Shares of PIN, as it's identified on the New York Stock Exchange,
started sinking, and closed Thursday at $4.18 3/4, up 18 3/4 cents. AMF
was forced to jettison houses that weren't contributing healthy sums to the
bottom line.

The duckpin houses were obvious cuts. The game has always been the
runt brother of the bowling world, and AMF makes tenpin balls and pins,
but no duckpin equipment.

The AMF house in Arbutus, near Baltimore, was closed. Next came the
24 lanes in Joppa, then 40 lanes in Middlesex, and then 32 lanes in
Harford. And so on. Aficionados tick off the names like war veterans
recalling fallen buddies.

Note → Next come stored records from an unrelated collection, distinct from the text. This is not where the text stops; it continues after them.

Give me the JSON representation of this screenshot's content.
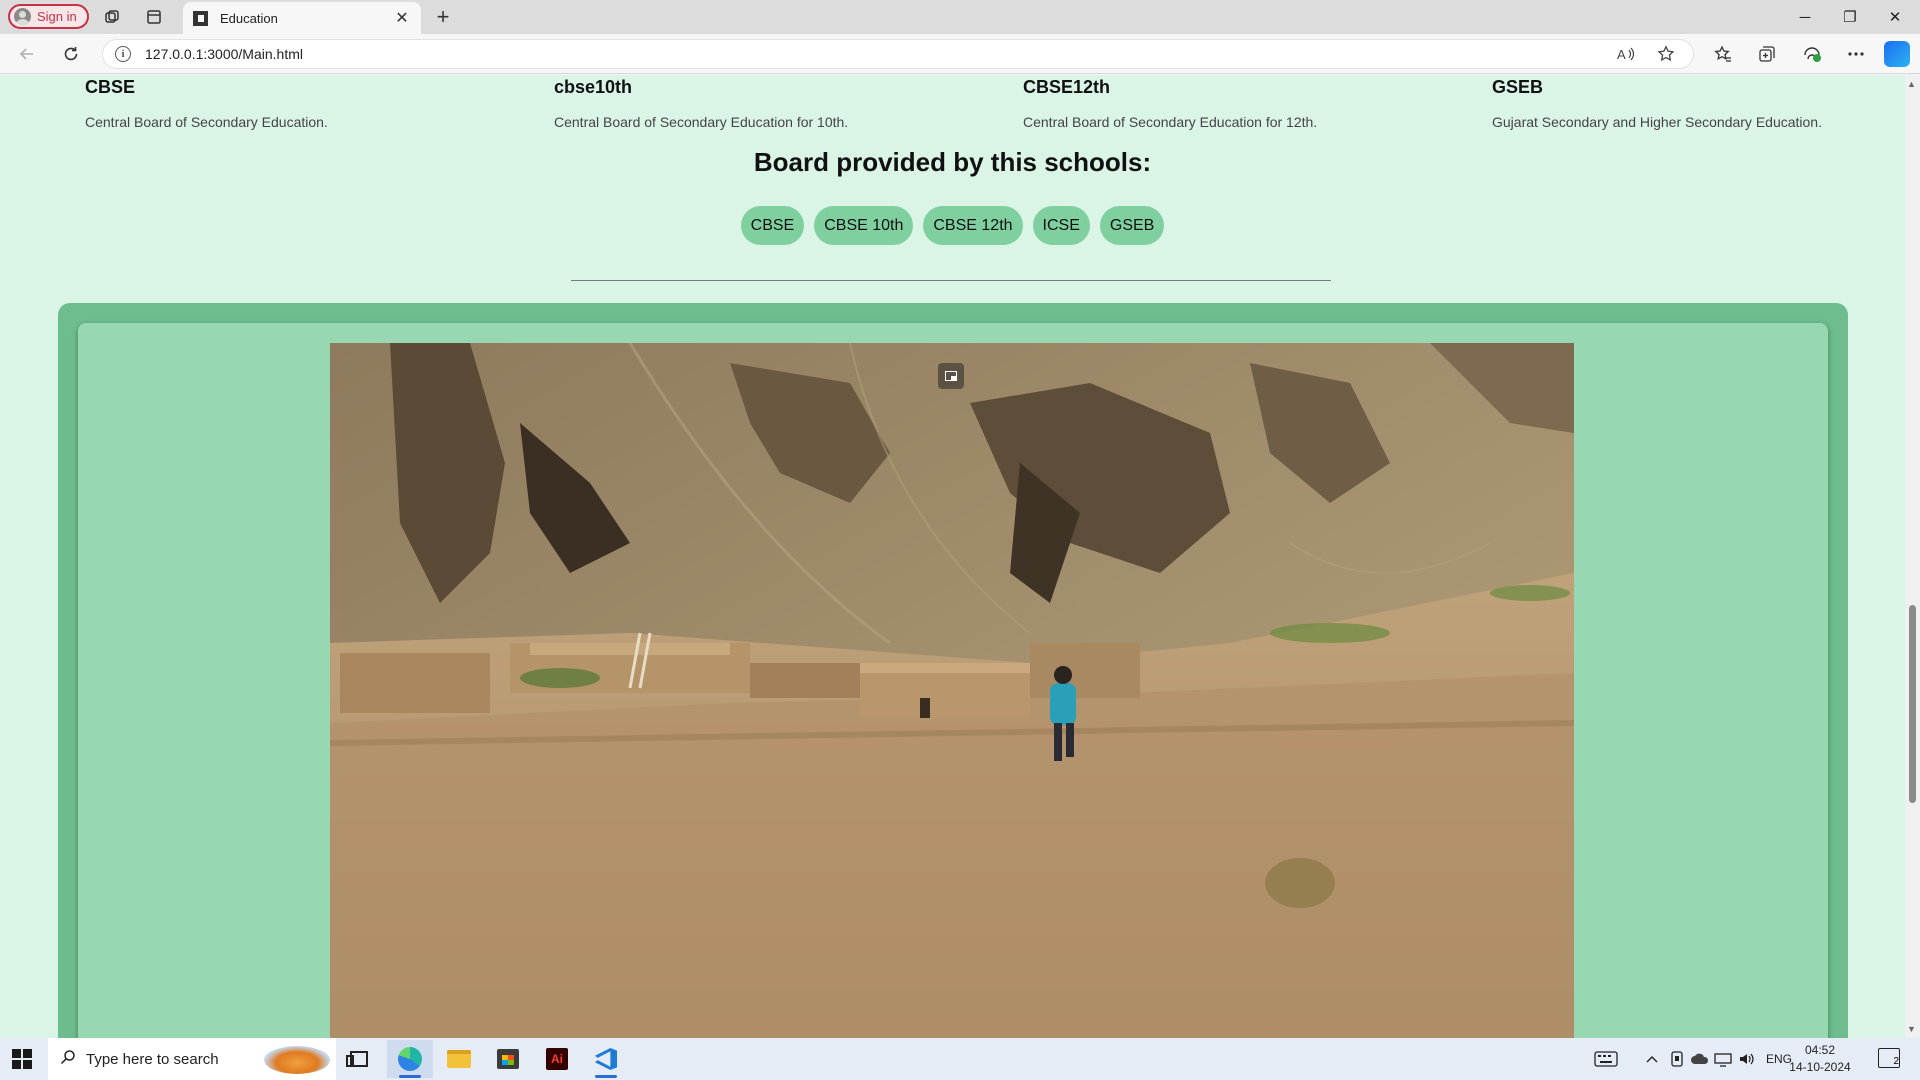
{
  "browser": {
    "signin_label": "Sign in",
    "tab_title": "Education",
    "url": "127.0.0.1:3000/Main.html",
    "new_tab_glyph": "+",
    "tab_close_glyph": "✕",
    "window_controls": {
      "minimize": "─",
      "restore": "❐",
      "close": "✕"
    },
    "icons": {
      "workspaces": "workspaces-icon",
      "tab_actions": "tab-actions-icon",
      "back": "back-arrow-icon",
      "refresh": "refresh-icon",
      "read_aloud": "read-aloud-icon",
      "favorite": "star-icon",
      "favorites": "favorites-icon",
      "collections": "collections-icon",
      "browser_essentials": "browser-essentials-icon",
      "more": "more-icon",
      "copilot": "copilot-icon"
    }
  },
  "page": {
    "boards": [
      {
        "name": "CBSE",
        "description": "Central Board of Secondary Education."
      },
      {
        "name": "cbse10th",
        "description": "Central Board of Secondary Education for 10th."
      },
      {
        "name": "CBSE12th",
        "description": "Central Board of Secondary Education for 12th."
      },
      {
        "name": "GSEB",
        "description": "Gujarat Secondary and Higher Secondary Education."
      }
    ],
    "section_title": "Board provided by this schools:",
    "pills": [
      "CBSE",
      "CBSE 10th",
      "CBSE 12th",
      "ICSE",
      "GSEB"
    ],
    "media_icon": "picture-in-picture-icon"
  },
  "colors": {
    "page_bg": "#daf5e6",
    "pill_bg": "#7fcf9f",
    "outer_panel": "#6dbd8f",
    "inner_panel": "#97d7b1"
  },
  "taskbar": {
    "search_placeholder": "Type here to search",
    "language": "ENG",
    "time": "04:52",
    "date": "14-10-2024",
    "notification_count": "2",
    "apps": [
      "task-view-icon",
      "edge-icon",
      "file-explorer-icon",
      "store-icon",
      "illustrator-icon",
      "vscode-icon"
    ],
    "illustrator_label": "Ai"
  }
}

Equally wrenching to them is the fate of AMF's pinsetters, many of which
wound up overseas. Since Sherman Co. went out of business three
decades ago, the only new pinsetters are those manufactured by Mendes
Inc., a Quebec company that markets a device using strings to re-hoist
pins. But veterans won't come near Mendes machines, worried, against all
evidence to the contrary, that the strings reduce scores. When a Glen
Burnie operator installed two Mendes lanes recently, they were snubbed
by regulars and quickly ripped out.

So duckpin owners are accustomed to patching up their Sherman
pinsetters and buying others when available. The seven AMF closings
could have yielded a mother lode, but the company sold some Shermans
in the Philippines and harvested others for spare parts for their remaining
duck houses.

Lavin said that's part of the reason nobody is building duckpin houses in
the United States. "We get two calls a month from people asking how
they can get into the business," he said. "We tell them you have to wait for
somebody to shut down. Then they put their money elsewhere."

AMF's new acting chief executive recently announced that the company
has regained some of its financial footing and will resume purchasing
bowling alleys. On Monday, the company offered a shard of hope to
duckpin fans when it announced plans to restore the 12 lanes in Timonium
that it had recently replaced by tenpins. It's not much, but the Baltimore
Duckpin Bowlers Association's Shanahan will take the good news where
he can.

"I wish I could do something about it," he said, "but I can't make them stay

Tenpins vs. Duckpins

The duckpin game began in Baltimore about 1900 and was widely played
in the Washington-Baltimore area and on the East Coast, but its popularity
has been dropping.


Balls: Ball weighs from 10 to 16 pounds, not more than 27 inches in

Pins: 15 inches high

Rolls: Two per frame


Balls: Lighter, smaller ball: no more than 3 pounds, 12 ounces in weight or
five inches in diameter

Pins: 9-13/32 inches high

Rolls: Three per frame

Number of duckpin lanes

1994 1,954

Today 1,457

Top areas for duckpins, number of lanes

Baltimore 474

Connecticut 346

D.C. area 208

Rhode Island 140

Hagerstown area 131

SOURCES: National Duckpin Bowling Congress, World Book

© Copyright 1999 The Washington Post Company